■ Instructions for the task:
Please filter the data down to the lines that include the word "next" and copy them.

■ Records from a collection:

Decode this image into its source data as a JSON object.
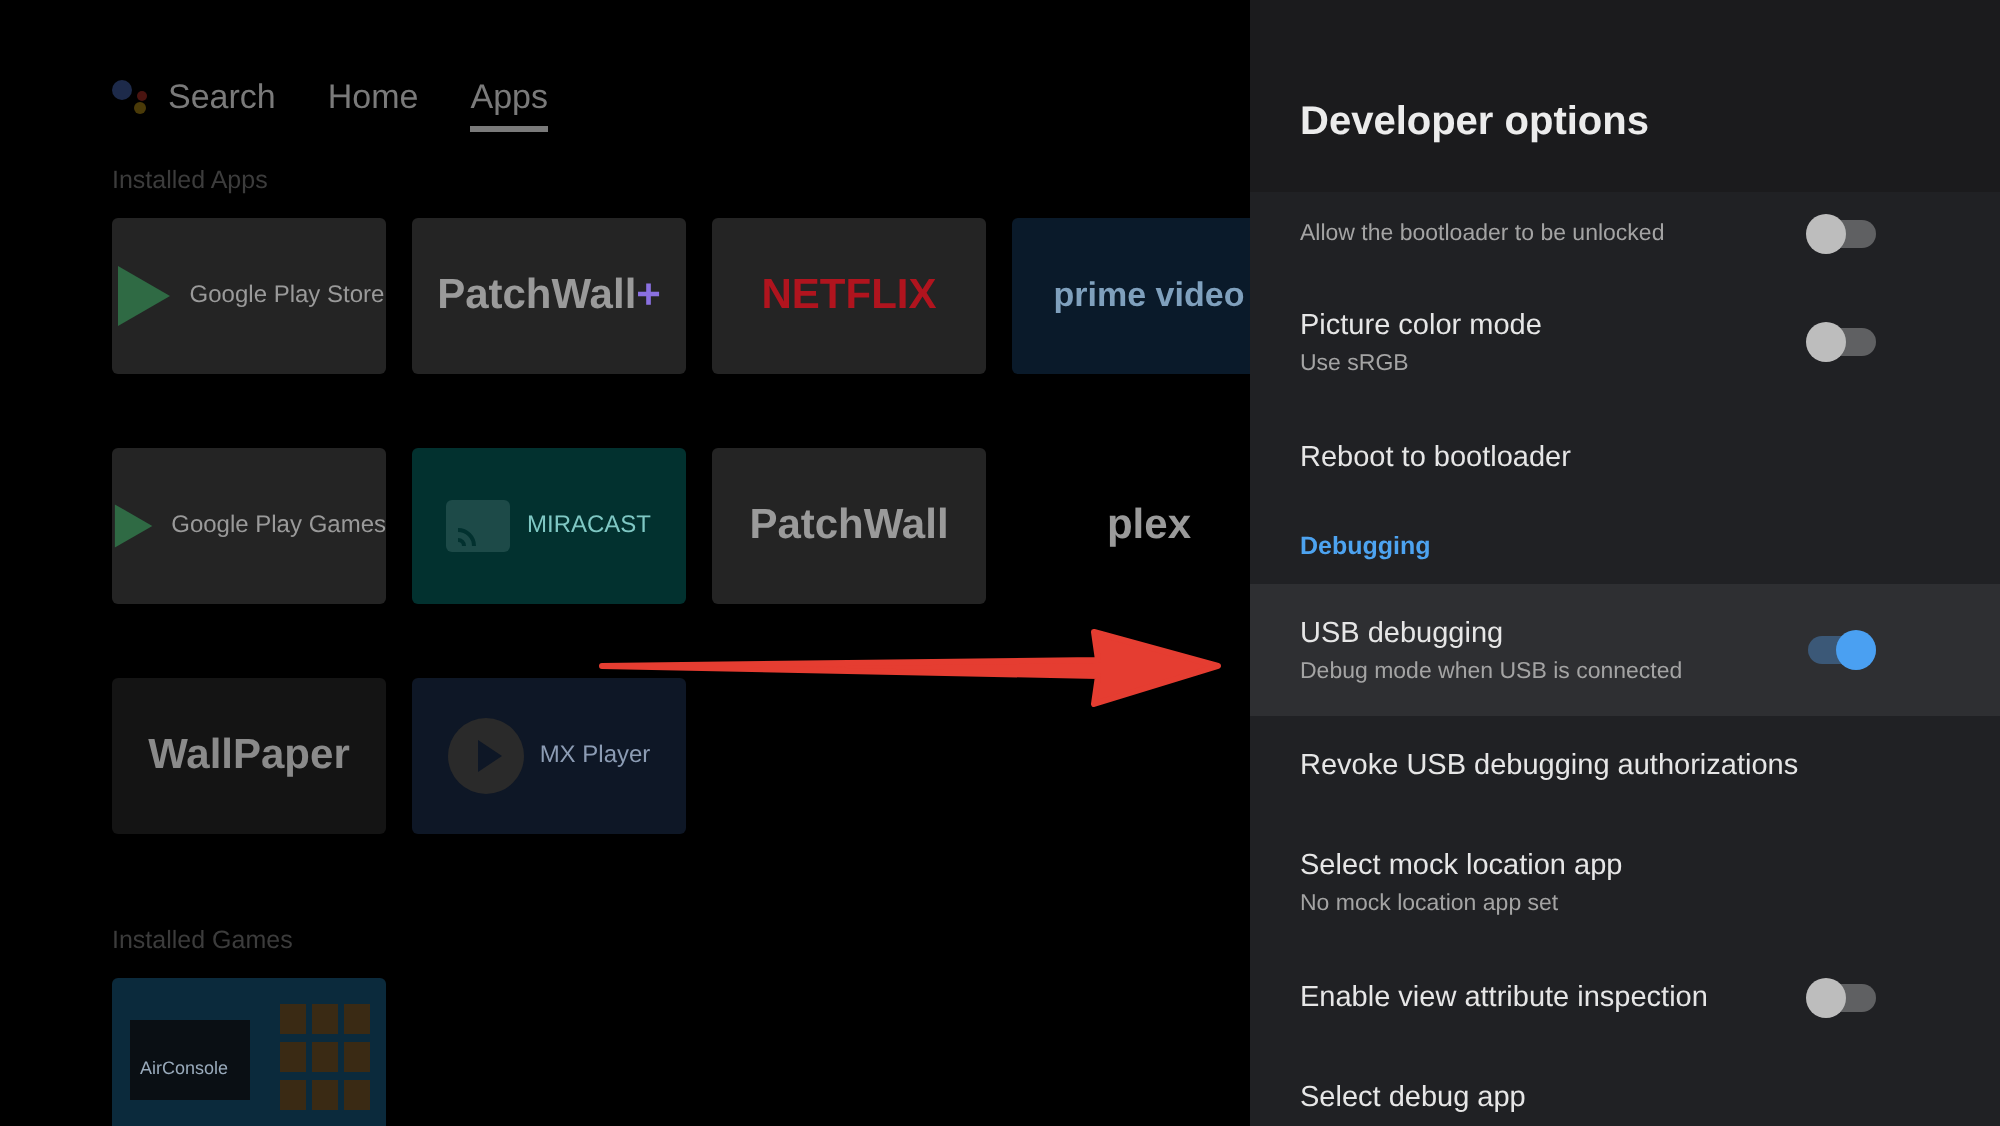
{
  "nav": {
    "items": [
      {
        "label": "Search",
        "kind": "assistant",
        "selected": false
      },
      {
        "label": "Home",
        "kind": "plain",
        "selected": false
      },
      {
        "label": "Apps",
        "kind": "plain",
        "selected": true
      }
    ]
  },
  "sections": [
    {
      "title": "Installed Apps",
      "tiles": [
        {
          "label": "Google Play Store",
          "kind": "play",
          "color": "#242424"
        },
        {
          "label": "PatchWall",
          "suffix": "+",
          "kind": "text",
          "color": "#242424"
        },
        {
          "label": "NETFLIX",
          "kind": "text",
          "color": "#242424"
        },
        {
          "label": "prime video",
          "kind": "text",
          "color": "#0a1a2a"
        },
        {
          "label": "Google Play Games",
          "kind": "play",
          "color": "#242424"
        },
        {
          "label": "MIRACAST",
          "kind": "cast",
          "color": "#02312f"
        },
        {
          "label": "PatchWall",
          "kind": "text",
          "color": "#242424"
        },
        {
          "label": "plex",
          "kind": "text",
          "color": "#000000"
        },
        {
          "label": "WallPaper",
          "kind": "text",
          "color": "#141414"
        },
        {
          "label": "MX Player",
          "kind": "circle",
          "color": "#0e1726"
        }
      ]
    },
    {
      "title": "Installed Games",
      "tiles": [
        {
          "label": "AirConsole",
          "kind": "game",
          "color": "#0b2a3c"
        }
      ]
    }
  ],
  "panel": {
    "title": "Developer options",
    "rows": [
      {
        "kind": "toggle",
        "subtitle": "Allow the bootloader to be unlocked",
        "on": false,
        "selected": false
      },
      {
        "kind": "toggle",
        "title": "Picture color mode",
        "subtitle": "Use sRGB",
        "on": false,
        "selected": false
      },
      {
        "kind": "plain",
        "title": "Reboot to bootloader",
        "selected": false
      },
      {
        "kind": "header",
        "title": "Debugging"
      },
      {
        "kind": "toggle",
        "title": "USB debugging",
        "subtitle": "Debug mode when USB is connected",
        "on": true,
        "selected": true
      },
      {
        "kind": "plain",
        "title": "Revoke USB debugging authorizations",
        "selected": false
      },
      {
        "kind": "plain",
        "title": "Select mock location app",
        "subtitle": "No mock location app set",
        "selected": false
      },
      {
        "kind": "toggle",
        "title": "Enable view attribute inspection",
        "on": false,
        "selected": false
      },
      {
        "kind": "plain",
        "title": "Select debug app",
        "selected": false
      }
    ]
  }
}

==

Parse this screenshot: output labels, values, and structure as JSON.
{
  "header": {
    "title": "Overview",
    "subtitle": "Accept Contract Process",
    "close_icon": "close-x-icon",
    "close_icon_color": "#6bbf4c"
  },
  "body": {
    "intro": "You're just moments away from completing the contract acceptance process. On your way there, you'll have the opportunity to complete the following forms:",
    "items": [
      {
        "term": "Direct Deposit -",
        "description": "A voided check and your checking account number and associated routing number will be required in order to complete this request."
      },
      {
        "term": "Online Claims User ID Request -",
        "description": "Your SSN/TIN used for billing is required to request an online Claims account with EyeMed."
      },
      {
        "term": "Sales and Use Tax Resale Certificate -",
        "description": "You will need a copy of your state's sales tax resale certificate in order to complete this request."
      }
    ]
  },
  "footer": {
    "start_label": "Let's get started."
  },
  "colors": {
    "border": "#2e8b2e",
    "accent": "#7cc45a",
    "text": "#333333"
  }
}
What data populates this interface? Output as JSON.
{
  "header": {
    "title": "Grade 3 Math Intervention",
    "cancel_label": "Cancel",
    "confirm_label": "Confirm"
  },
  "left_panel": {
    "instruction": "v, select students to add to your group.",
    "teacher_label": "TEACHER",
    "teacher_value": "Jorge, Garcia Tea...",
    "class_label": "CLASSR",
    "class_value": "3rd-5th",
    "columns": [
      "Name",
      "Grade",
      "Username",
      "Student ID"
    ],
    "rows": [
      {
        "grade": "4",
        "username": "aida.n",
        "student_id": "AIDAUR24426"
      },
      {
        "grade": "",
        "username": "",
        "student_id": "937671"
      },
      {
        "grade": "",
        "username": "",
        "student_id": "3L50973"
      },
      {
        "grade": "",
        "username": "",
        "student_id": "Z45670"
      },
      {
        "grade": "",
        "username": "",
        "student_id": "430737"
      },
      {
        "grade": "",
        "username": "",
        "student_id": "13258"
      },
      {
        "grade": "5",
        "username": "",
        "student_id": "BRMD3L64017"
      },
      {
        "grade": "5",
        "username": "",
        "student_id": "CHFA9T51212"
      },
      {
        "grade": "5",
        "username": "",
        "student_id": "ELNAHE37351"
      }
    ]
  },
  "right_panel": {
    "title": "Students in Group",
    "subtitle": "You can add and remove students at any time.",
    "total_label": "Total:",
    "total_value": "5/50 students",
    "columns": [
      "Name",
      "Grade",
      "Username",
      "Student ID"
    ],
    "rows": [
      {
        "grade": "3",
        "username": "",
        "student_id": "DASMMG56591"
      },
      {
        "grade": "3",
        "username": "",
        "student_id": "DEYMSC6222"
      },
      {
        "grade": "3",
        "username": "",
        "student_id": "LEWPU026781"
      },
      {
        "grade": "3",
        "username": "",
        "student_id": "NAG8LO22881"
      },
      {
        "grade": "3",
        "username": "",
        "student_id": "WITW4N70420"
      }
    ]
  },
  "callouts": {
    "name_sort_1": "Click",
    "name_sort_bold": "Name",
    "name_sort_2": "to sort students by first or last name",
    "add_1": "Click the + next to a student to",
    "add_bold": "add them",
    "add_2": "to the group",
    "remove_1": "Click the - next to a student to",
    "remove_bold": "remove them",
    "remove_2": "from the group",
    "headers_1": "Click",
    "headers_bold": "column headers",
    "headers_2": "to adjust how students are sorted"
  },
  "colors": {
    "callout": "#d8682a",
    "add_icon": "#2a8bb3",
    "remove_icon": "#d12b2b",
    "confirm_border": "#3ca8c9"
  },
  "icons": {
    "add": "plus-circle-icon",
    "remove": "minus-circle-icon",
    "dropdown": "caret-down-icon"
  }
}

■ Response for this exercise:
    "add_1": "Click the + next to a student to",
    "remove_1": "Click the - next to a student to",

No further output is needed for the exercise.